Grace Hopper Celebration: A Celebration of Women in CS

Right now in the United States, only 20% of positions in tech are filled by women and female-identifying individuals. Even at a small school like Williams, where the computer science department is supportive and makes efforts to be inclusive, it’s a rare experience to be surrounded by other women. A friend in the major mentioned to me the disappointment she feels every year as she watches women drop out of CS classes, widening the gap further.

    This week, the department paid for me and 9 other female majors to travel to Orlando to attend the annual Grace Hopper Celebration for Women in Computing. Grace Murray Hopper (yes! we share a name!) is a computer scientist who lived 1906 to 1992. She is considered to be one of the most impactful computer scientists of her era, a time when seeing women in computing roles was even less common than it is today.

    Upwards of 25,000 women flooded to the conference center from Tuesday to Friday in order to interview with tech companies, network with like-minded people, and learn about cutting edge research and advancements in the field. I spent much of my time there walking through the job fair, an unfathomably gigantic room full of company representatives handing out free stickers and water bottles. I started my experience by walking up to the Adobe booth and waiting in line for 20 minutes to talk to a representative. When I finally reached her, I struggled to act poised, confident, and employable. And failed. 

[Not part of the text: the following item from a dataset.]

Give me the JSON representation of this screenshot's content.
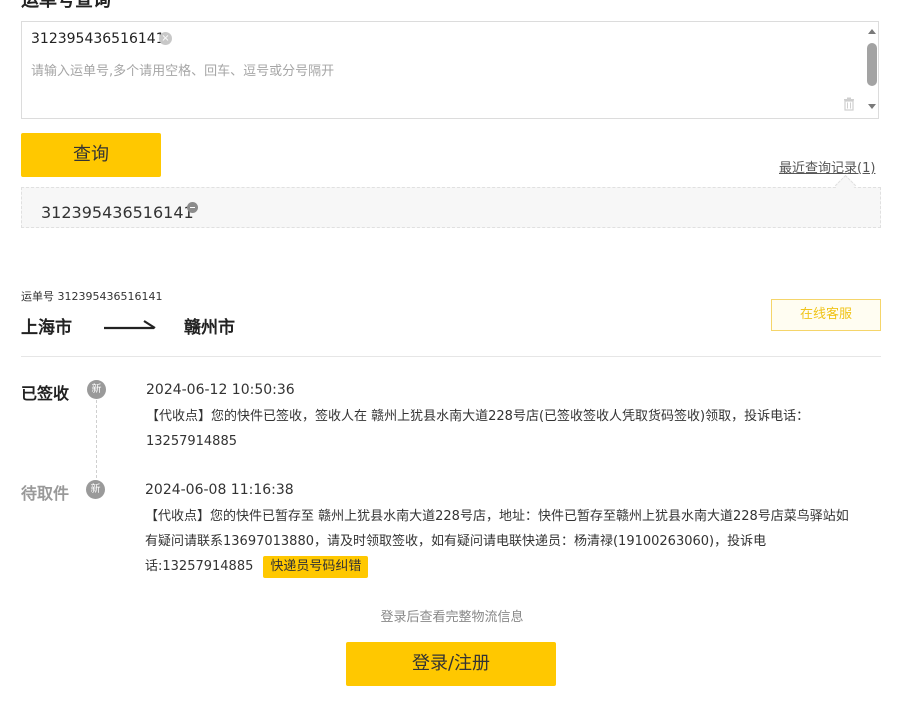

    “I love the creative ethos of your company, and I’m so glad I have the opportunity to talk to you!” I bubbled. She looked at me skeptically. She replied, “So, you just came up here because you like the company?” Shoot. Bad start. I tried to right myself. “Uh. No, no. I’m really interested in working for your company. Here’s my resume. Do you have entry level positions open for the coming year?” She stared at me for a beat before replying, “If you want to know what positions we have open, you know where to find our website.” Right. A swing and a miss. I thanked her for her time and walked away, slightly defeated. What were the other women saying to these representative to keep them engaged? I was clearly missing something.

    Not all companies were like Adobe. Smaller companies who couldn’t afford to have lounges built into their booths or hand out sweatshirts were excited when I came over to chat, and I’m leaving the conference feeling optimistic about hearing back from some of them. The representative from NPR showed me photos on her phone, cracked jokes, and encouraged me to apply because, “[they] need more women in the office.” The bigger companies, like Adobe, StubHub, and Nike, who can afford to turn people away left and right, were clearly looking for women who don’t crack under pressure, who can answer coding questions on the spot without missing a beat, and who can advocate for themselves even in the face of a skeptical and harsh company rep. The way I see it, companies were at the conference for two reasons: 1) To encourage women to enter the tech field, empower them to apply, and make connections. 2) To weed out the weaker programmers and secure the strongest talent for their team. By the end of the conference, I’d learned how to recognize companies in each of these categories on sight, (and also realized which sort of company I want to work at). Both reasons for attending the conference are perfectly legitimate, and both, in their way, empower certain women. Regardless of the challenges that I faced in this situation, I’m leaving the conference feeling like women have a place in tech, and I know I’ll bring that with me as I further my career.